I absolutely loved Sea The Stars as a racehorse and he has done nothing to change my view since he retired to stud. He is very much out of my league as a small breeder, but if you’re allowing me to wave the magic wand, I would love to breed a mare to him. Ideally it would be one who traces back to Urban Sea or her dam Allegretta to experiment with some inbreeding to that outstanding family.

Back in the real world I am happy to own Hope Is High, who hails from the excellent Lanwades Stud family of Alruccaba. She won six races for us and, since she joined the stable in 2016, there have been at least 17 new stakes winners under her first three dams. I was looking for a mare by Sir Percy, one of my favourite stallions who I feel should become a good broodmare sire, and I just got lucky when Hope went through the ring early at the February Sale and I was able to buy her for 800 guineas.

She is in foal for the first time to Sixties Icon and I now own her in partnership with Bob Nastanovich.

Emma before the operation

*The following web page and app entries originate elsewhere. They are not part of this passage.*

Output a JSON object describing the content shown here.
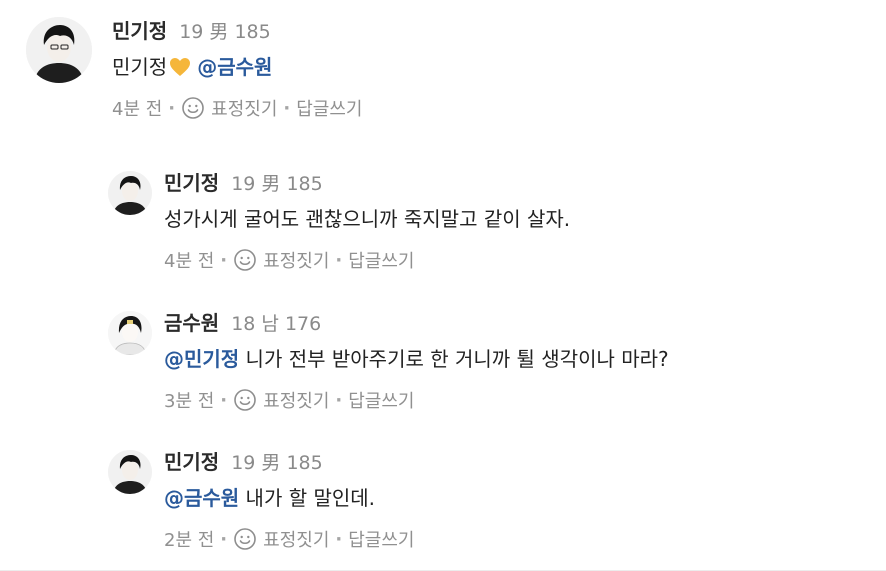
{
  "comments": [
    {
      "author": "민기정",
      "user_info": "19 男 185",
      "mention_before": "",
      "text": "민기정",
      "has_heart": true,
      "mention_after": "@금수원",
      "time": "4분 전",
      "react_label": "표정짓기",
      "reply_label": "답글쓰기",
      "avatar_icon": "avatar-dark-hair-man-icon"
    },
    {
      "author": "민기정",
      "user_info": "19 男 185",
      "text": "성가시게 굴어도 괜찮으니까 죽지말고 같이 살자.",
      "time": "4분 전",
      "react_label": "표정짓기",
      "reply_label": "답글쓰기",
      "avatar_icon": "avatar-dark-hair-man-icon"
    },
    {
      "author": "금수원",
      "user_info": "18 남 176",
      "mention": "@민기정",
      "text": " 니가 전부 받아주기로 한 거니까 튈 생각이나 마라?",
      "time": "3분 전",
      "react_label": "표정짓기",
      "reply_label": "답글쓰기",
      "avatar_icon": "avatar-pale-boy-icon"
    },
    {
      "author": "민기정",
      "user_info": "19 男 185",
      "mention": "@금수원",
      "text": " 내가 할 말인데.",
      "time": "2분 전",
      "react_label": "표정짓기",
      "reply_label": "답글쓰기",
      "avatar_icon": "avatar-dark-hair-man-icon"
    }
  ],
  "separator": "·",
  "colors": {
    "mention": "#2a5a9c",
    "heart": "#f5b63a",
    "meta": "#8a8a8a",
    "text": "#222222"
  }
}
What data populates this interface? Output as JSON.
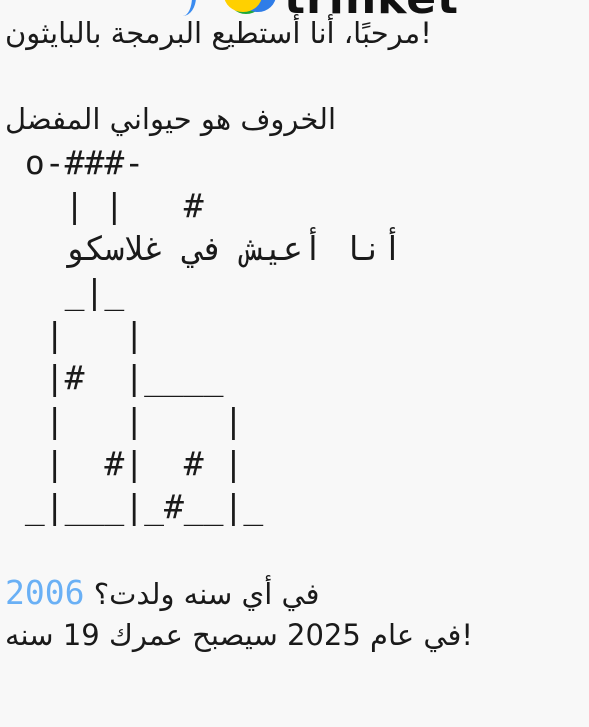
{
  "header": {
    "logo_text": "trinket"
  },
  "console": {
    "lines": [
      "مرحبًا، أنا أستطيع البرمجة بالبايثون!",
      "",
      "الخروف هو حيواني المفضل",
      " o-###-",
      "   | |   #",
      "   أنا أعيش في غلاسكو",
      "   _|_",
      "  |   |",
      "  |#  |____",
      "  |   |    |",
      "  |  #|  # |",
      " _|___|_#__|_",
      ""
    ],
    "prompt": "في أي سنه ولدت؟ ",
    "input_value": "2006",
    "result": "في عام 2025 سيصبح عمرك 19 سنه!"
  },
  "colors": {
    "input": "#6ab0f5",
    "text": "#1a1a1a",
    "background": "#f8f8f8"
  }
}
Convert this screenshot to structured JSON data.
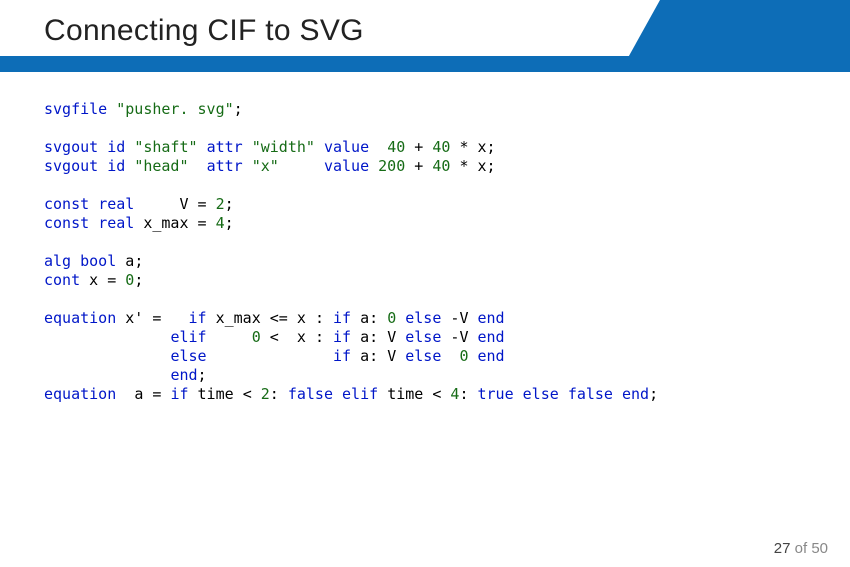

Through Twitter, I have seen you with the horses at the yard, do you ride out and travel to meetings with the team?
I haven’t ridden for a while as I have recently had hip surgery and I’ve pretty much lost my bottle, but I hope to get back on board to plod around on my 18-year-old hack Panto. I go racing as often as work allows.

John and yourself have a busy schedule with the yard, I hear you make a mean bacon butty, what is the secret?
A good butcher. We are lucky to have two in town: Tennant’s and Powter’s. Newmarket sausages are the best.

What is your favourite meeting of the racing calendar?
The Derby meeting. I love everything about the Derby and the Oaks, and the weird and wonderful racecourse that is Epsom.

Hope Is High

Can you tell us the best day you have had when going racing?
September 21, 2017, the day Hope Is High won the Bath Summer Staying Series Final. Bath’s track had been attacked by chafer grubs that season and the final was in danger of being called off. She’d won her qualifier and was on a real roll that summer. We knew she had a good chance in the final and we begged ARC to move it to one of their other tracks. Thanks to the efforts of Katie Stephens at Bath, it was moved to Yarmouth and Hope Is High won.
Our friend Nancy Sexton was with us to cheer her on and it was just a very happy day. We all know how often things can go wrong with horses so it is lovely when a plan comes to fruition. The stayers’ and sprinters’ series at Bath, as well as the grassroots series run by Jockey Club Racecourses, are fantastic initiatives for smaller owners and trainers in this era of dire prize-money.
I hope we find a way to ensure that sound, genuine horses who can win a couple of races a season pay for themselves through prize-money earned, but we are a long way from that at present, and these series offer a nice chance of scooping a decent pot.

If you were in charge of the BHA, what rules would you change in racing and why?
I would never want to be in charge of the BHA but one thing that could really do with being looked at is the allocation of fixtures.
I feel the BHA should have a much bigger say in this and that the racecourses which are committed to providing proper rewards for the people who supply the core product get a better share of the most desirable slots for racing. 
Even though I love jump racing, I would like to see much less of it in the summer months.

Michael Kinane and Sea The Stars

And finally, what advice would you give to any young aspiring journalist?
Read and re-read your copy before submitting to an editor, check your facts thoroughly, stick to your brief and your word count, and never assume anything.
If you are working on a specialist publication, get involved hands-on with the subject as much as you can and try to learn from the experts.
Don’t be afraid to ask for advice. 

We would like to thank Emma for her time as she is exceptionally busy at this time of year, with racing, sales & home…
We also wish Emma all the best for the future…

Interview by Rich Williams
Photos – Emma Berry – Except TDN (Twitter) & Sea the Stars (File)

Arseonlineracing Production

Published – August 2021